Of course, this simplification of trading is partly due to the rise of mobile phones. Our phones keep track of everything from our finances to our schedules, so it only makes sense that we can manage our stock trading from there.
However, only the younger generations are notably getting involved with this simplified trading. Older generations are still sticking with their traditional trading methods, at least according to Adam Nasil, head analyst at Broker Chooser.
Nasil finds that while older brokers such as Charles Schwab have much more senior and wealthier clients working with them, Millenials and younger generations are shifting to platforms like Robinhood due to their accessibility.
Working with Charles Schwab might consist of speaking with various trading experts and paying them to organize and manage one’s portfolio. Younger generations may struggle to afford such services, leading them to stick with free platforms like Robinhood. Nasil and his firm note this discrepancy with a few key statistics.
The average account size on Robinhood is only $4,000. An average Charles Schwab account size is closer to $245,000. These numbers correlate with average age groups as well. The average Robinhood trader is around 31 years, while 50-year-olds are the norm with Charles Schwab.
“Newcomer brokers usually have a significantly bigger customer base than some established brokers. Robinhood has around 23 million users, while Webull has more than 7 million users. Interactive Brokers and most European brokers have less than 2 million users,” Nasil adds.

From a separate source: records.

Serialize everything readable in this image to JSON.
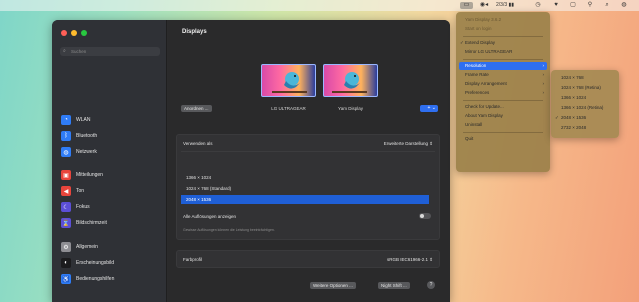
{
  "menubar": {
    "clock": "2/3/3 ▮▮",
    "icons": [
      "display-menu-icon",
      "record-icon",
      "clock-icon",
      "shield-icon",
      "battery-icon",
      "control-center-icon",
      "search-icon",
      "siri-icon"
    ]
  },
  "sidebar": {
    "search_placeholder": "Suchen",
    "items": [
      {
        "label": "WLAN",
        "icon": "wifi-icon",
        "color": "#2f7cf6",
        "glyph": "◔"
      },
      {
        "label": "Bluetooth",
        "icon": "bluetooth-icon",
        "color": "#2f7cf6",
        "glyph": "ᛒ"
      },
      {
        "label": "Netzwerk",
        "icon": "network-icon",
        "color": "#2f7cf6",
        "glyph": "◍"
      },
      {
        "label": "Mitteilungen",
        "icon": "notifications-icon",
        "color": "#e8453c",
        "glyph": "▣"
      },
      {
        "label": "Ton",
        "icon": "sound-icon",
        "color": "#e8453c",
        "glyph": "◀"
      },
      {
        "label": "Fokus",
        "icon": "focus-icon",
        "color": "#5c4fd6",
        "glyph": "☾"
      },
      {
        "label": "Bildschirmzeit",
        "icon": "screen-time-icon",
        "color": "#5c4fd6",
        "glyph": "⌛"
      },
      {
        "label": "Allgemein",
        "icon": "general-icon",
        "color": "#8e8e93",
        "glyph": "⚙"
      },
      {
        "label": "Erscheinungsbild",
        "icon": "appearance-icon",
        "color": "#1c1c1e",
        "glyph": "◐"
      },
      {
        "label": "Bedienungshilfen",
        "icon": "accessibility-icon",
        "color": "#2f7cf6",
        "glyph": "♿"
      }
    ]
  },
  "main": {
    "title": "Displays",
    "arrange_button": "Anordnen ...",
    "displays": [
      {
        "name": "LG ULTRAGEAR"
      },
      {
        "name": "Yam Display"
      }
    ],
    "add_button": "+ ⌄",
    "use_as_label": "Verwenden als",
    "use_as_value": "Erweiterte Darstellung ⇕",
    "resolutions": [
      "1366 × 1024",
      "1024 × 768 (Standard)",
      "2048 × 1536"
    ],
    "selected_resolution_index": 2,
    "show_all_label": "Alle Auflösungen anzeigen",
    "hint_text": "Gewisse Auflösungen können die Leistung beeinträchtigen.",
    "color_profile_label": "Farbprofil",
    "color_profile_value": "sRGB IEC61966-2.1 ⇕",
    "advanced_button": "Weitere Optionen ...",
    "night_shift_button": "Night Shift ...",
    "help_label": "?"
  },
  "menu": {
    "items": [
      {
        "label": "Yam Display 3.6.2",
        "kind": "dim"
      },
      {
        "label": "Start on login",
        "kind": "dim"
      },
      {
        "kind": "sep"
      },
      {
        "label": "Extend Display",
        "kind": "check"
      },
      {
        "label": "Mirror LG ULTRAGEAR",
        "kind": "normal"
      },
      {
        "kind": "sep"
      },
      {
        "label": "Resolution",
        "kind": "highlight",
        "arrow": "›"
      },
      {
        "label": "Frame Rate",
        "kind": "normal",
        "arrow": "›"
      },
      {
        "label": "Display Arrangement",
        "kind": "normal",
        "arrow": "›"
      },
      {
        "label": "Preferences",
        "kind": "normal",
        "arrow": "›"
      },
      {
        "kind": "sep"
      },
      {
        "label": "Check for Update...",
        "kind": "normal"
      },
      {
        "label": "About Yam Display",
        "kind": "normal"
      },
      {
        "label": "Uninstall",
        "kind": "normal"
      },
      {
        "kind": "sep"
      },
      {
        "label": "Quit",
        "kind": "normal"
      }
    ],
    "check_glyph": "✓"
  },
  "submenu": {
    "items": [
      {
        "label": "1024 × 768",
        "checked": false
      },
      {
        "label": "1024 × 768 (Retina)",
        "checked": false
      },
      {
        "label": "1366 × 1024",
        "checked": false
      },
      {
        "label": "1366 × 1024 (Retina)",
        "checked": false
      },
      {
        "label": "2048 × 1536",
        "checked": true
      },
      {
        "label": "2732 × 2048",
        "checked": false
      }
    ],
    "check_glyph": "✓"
  }
}
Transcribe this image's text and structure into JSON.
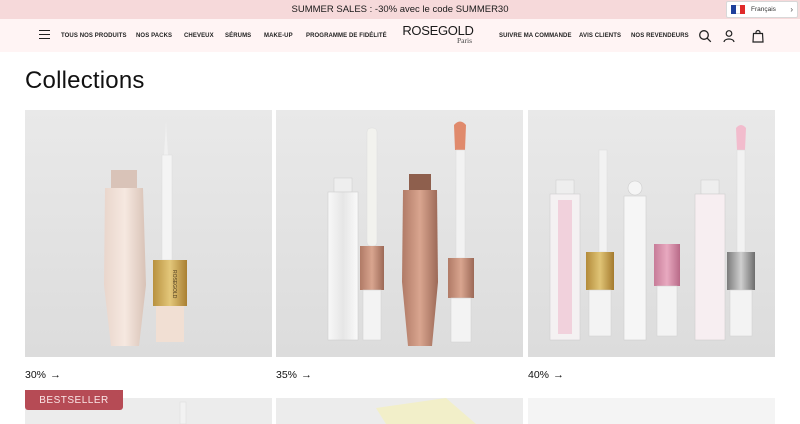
{
  "announcement": {
    "text": "SUMMER SALES : -30% avec le code SUMMER30"
  },
  "language": {
    "label": "Français",
    "flag_colors": [
      "#1f3f9b",
      "#ffffff",
      "#e02a2a"
    ]
  },
  "header": {
    "background": "#fff4f4",
    "nav_left": [
      "TOUS NOS PRODUITS",
      "NOS PACKS",
      "CHEVEUX",
      "SÉRUMS",
      "MAKE-UP",
      "PROGRAMME DE FIDÉLITÉ"
    ],
    "nav_right": [
      "SUIVRE MA COMMANDE",
      "AVIS CLIENTS",
      "NOS REVENDEURS"
    ],
    "logo": {
      "brand": "ROSEGOLD",
      "city": "Paris"
    },
    "icons": [
      "menu-icon",
      "search-icon",
      "account-icon",
      "bag-icon"
    ]
  },
  "main": {
    "title": "Collections",
    "cards": [
      {
        "label": "30%",
        "arrow": "→"
      },
      {
        "label": "35%",
        "arrow": "→"
      },
      {
        "label": "40%",
        "arrow": "→"
      }
    ],
    "badge": "BESTSELLER"
  },
  "colors": {
    "announcement_bg": "#f6d9da",
    "badge": "#b64b55"
  }
}
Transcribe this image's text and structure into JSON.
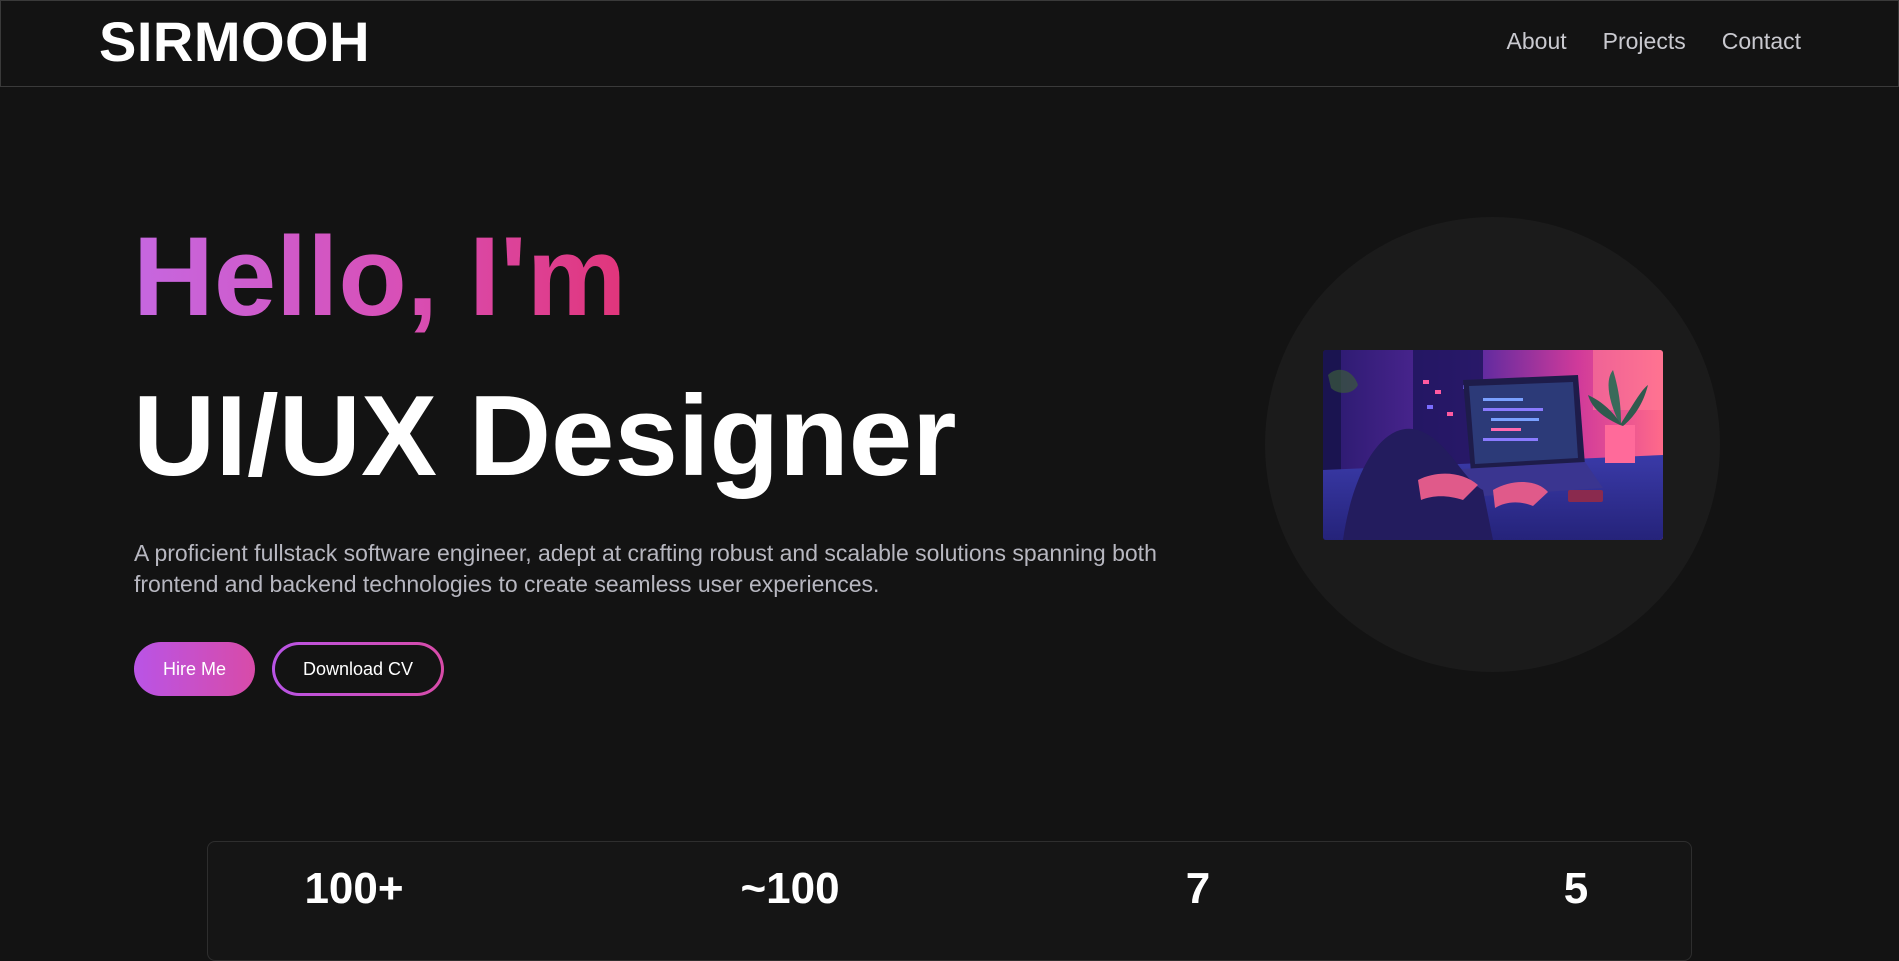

In a move to capture the younger audience, Interactive Brokers, a company focusing on older professional customers, has launched a mobile application. Interactive Brokers currently serves an average age group of 42 with an account size of around $223,000.
Now, it’s easy to say that mobile access is the main reason for younger traders getting into trading, and that’s true in part. But it’s also worth noting the options available on these applications. Most notably, platforms like Robinhood might be attracting younger investors due to crypto accessibility.
Right now, anyone can create a Robinhood account and start trading crypto with a minimal investment. While more serious traders might eventually move away from Robinhood to a crypto-focused exchange over time, there’s no denying that mobile services serve as a gateway to more significant trading.
Nasil notes that while 59% of retail investors in the US are focused on trading stocks, 9% of traders are primarily focusing on crypto as of 2021. In 2020, the number of crypto-focused users was only 4%.
“The competition of stock and crypto trading is also getting more intense not just between brokers, but between brokers and crypto exchanges,” Nasil notes.
“Brokers started widening their crypto offering, e.g. Robinhood launched its beta version of a crypto wallet, while crypto exchanges also plan to offer real stock trading. Interactive Brokers’ launch of IBKR GlobalTrading App also highlights this trend as US customers can trade spot crypto on this new app.”
This isn’t to mention that mobile platforms such as Robinhood tend to ‘gamify’ the trading experience. For example, the app provides a video game-like ‘success’ screen when making one’s first trade or will give home screen prominence to volatile, popular stocks as if they’re winning some sort of competition.
Whether or not the gamification of trading is morally corrupt is up to the user, but we cannot deny the method’s success. It tends to lighten the often daunting trading experience, which can appeal to younger traders who are still learning the ins and outs of money.